“They’ll stop me and tell me they love coming here because of the window clerks,” she says. “They’ll come here, instead of another office, because they like this office best.”
She loves the stamps
Liss, who’s married with two adult daughters, lives just up the hill from her office in a house near that overlooks SR-125.
When she’s home, she likes reading and working on quilts. She’s a member of a , and already is working on a Christmas project as well as a new blanket for her next grandchild.
She also collects stamps. Nothing serious – she doesn’t go to stamp shows, doesn’t have them on display at home and doesn’t seek out rare or valuable editions – but, since she’s been around them for close to 25 years, she’s come to love all the varieties and art work.

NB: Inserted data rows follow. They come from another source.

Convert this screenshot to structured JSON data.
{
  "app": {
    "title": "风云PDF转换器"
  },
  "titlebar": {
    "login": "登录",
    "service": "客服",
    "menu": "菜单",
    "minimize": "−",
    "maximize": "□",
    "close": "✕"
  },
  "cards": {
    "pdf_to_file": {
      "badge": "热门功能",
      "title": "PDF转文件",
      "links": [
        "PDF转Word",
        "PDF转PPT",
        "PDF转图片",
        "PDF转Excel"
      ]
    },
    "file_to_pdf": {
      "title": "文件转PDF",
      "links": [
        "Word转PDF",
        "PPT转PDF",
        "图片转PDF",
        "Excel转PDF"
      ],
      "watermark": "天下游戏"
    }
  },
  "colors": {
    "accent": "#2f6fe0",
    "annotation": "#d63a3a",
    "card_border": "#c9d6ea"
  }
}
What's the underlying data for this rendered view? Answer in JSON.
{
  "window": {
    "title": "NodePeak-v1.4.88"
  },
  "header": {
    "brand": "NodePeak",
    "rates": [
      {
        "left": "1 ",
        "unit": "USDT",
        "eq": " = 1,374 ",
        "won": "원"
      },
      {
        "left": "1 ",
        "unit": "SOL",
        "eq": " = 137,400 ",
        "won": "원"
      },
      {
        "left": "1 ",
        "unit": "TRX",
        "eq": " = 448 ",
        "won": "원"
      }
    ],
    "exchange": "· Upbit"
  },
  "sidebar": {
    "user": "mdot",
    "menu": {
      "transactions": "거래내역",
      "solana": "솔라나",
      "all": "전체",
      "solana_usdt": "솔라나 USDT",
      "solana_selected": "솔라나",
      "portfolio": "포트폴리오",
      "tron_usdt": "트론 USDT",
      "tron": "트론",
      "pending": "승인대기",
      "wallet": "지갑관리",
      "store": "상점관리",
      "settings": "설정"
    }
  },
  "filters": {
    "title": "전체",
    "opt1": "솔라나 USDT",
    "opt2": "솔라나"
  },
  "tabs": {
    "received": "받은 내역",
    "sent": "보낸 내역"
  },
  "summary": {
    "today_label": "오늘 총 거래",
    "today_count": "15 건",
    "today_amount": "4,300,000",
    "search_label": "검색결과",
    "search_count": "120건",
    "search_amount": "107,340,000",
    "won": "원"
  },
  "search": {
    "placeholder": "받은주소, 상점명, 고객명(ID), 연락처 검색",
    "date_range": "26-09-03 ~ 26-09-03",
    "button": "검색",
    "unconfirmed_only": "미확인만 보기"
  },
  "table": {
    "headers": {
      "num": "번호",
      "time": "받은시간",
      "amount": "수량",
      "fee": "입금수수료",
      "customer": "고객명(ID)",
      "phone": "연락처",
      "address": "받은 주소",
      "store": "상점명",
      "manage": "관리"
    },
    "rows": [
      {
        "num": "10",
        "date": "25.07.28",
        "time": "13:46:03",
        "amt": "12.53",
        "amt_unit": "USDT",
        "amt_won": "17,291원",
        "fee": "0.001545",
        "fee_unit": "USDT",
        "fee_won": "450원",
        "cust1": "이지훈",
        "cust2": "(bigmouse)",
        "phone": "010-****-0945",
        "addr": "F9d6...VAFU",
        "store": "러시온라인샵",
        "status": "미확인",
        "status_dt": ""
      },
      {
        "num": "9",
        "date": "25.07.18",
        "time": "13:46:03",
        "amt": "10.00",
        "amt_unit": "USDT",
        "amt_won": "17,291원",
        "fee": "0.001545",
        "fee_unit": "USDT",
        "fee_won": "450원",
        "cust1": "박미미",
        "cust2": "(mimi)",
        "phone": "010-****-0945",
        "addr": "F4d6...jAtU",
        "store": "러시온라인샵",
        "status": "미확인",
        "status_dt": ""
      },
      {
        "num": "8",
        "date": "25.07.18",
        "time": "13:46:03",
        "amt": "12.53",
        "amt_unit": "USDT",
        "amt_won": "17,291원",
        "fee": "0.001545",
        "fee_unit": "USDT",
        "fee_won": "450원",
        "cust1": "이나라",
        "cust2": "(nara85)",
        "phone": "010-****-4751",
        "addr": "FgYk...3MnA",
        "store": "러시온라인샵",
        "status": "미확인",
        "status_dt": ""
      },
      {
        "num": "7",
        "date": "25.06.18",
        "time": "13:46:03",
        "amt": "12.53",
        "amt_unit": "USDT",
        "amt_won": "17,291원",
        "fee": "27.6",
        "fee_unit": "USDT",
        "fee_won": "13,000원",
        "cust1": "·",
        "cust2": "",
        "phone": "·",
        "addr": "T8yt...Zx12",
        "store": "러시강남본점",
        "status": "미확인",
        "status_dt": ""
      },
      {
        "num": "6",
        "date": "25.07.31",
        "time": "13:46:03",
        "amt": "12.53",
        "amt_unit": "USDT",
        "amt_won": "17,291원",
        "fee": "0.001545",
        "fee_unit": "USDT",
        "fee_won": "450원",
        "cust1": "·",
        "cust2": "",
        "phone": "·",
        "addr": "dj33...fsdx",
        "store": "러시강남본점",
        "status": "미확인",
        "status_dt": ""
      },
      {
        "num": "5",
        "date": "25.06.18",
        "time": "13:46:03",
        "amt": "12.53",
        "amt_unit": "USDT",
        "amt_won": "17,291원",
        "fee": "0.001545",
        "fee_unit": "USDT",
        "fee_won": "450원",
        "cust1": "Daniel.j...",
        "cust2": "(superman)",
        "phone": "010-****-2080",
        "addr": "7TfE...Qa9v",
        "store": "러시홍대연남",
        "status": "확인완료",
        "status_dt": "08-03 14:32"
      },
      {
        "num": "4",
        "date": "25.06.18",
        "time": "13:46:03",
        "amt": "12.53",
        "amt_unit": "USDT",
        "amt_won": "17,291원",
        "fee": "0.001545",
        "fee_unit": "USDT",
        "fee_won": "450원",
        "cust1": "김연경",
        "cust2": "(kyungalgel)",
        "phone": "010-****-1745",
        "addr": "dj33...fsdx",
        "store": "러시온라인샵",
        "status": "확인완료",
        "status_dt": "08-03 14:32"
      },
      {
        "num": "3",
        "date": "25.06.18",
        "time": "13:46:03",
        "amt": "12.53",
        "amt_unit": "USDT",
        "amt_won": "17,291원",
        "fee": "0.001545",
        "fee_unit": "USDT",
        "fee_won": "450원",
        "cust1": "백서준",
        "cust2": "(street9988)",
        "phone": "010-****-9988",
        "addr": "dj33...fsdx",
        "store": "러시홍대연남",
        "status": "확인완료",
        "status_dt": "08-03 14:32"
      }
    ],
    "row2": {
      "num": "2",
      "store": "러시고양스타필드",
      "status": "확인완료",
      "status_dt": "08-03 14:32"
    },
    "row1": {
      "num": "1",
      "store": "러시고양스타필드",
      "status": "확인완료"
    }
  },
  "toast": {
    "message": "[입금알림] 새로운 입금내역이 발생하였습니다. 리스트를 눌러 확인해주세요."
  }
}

She thinks it all started when the first Elvis stamp was issued.
“It just started happening,” she says.
She especially likes the Disney series, and says one of the best things about working for the Postal Service is to see the new stamps when they arrive. She takes notice, buys some and slips them into an envelope at home with others.
“Seeing the new stamps, it’s so much fun to look at them,” she says.
Her office is filled with personal touches from her career. A large shelf behind her desk is filled with stuffed animals that have been sold at post offices in conjunction with various types of stamps; shelves on the other side of the office hold more stuffed animals and bronze-colored eagles, similar to the Postal Service logo. A toy mail truck is displayed near family photos, which fill the room.
As she ponders her 24 years on the job, and the changes that already have occurred – and the ones she knows are around the corner – she has mixed emotions. She enjoys working in Santee as much or more than any other location, and she appreciates her supervisors and co-workers at the office.
But she admits the downsizing and threats of downsizing can be disheartening. Still, at 49, she plans to hang in there in this time of transition.
“You do get discouraged,” she says. “But I’m in it for the long haul. Might as well finish the career. …
“You know, you’ve got to take a look at where we’ve come from, I mean from Benjamin Franklin to Pony Express to train and now modern equipment… We’re coming so far now in the mail delivery that somebody maybe 20 years or 30 years ago wouldn’t realize how much the mail service has changed.
“We can’t close our eyes to change now. We have to move on and embrace it.”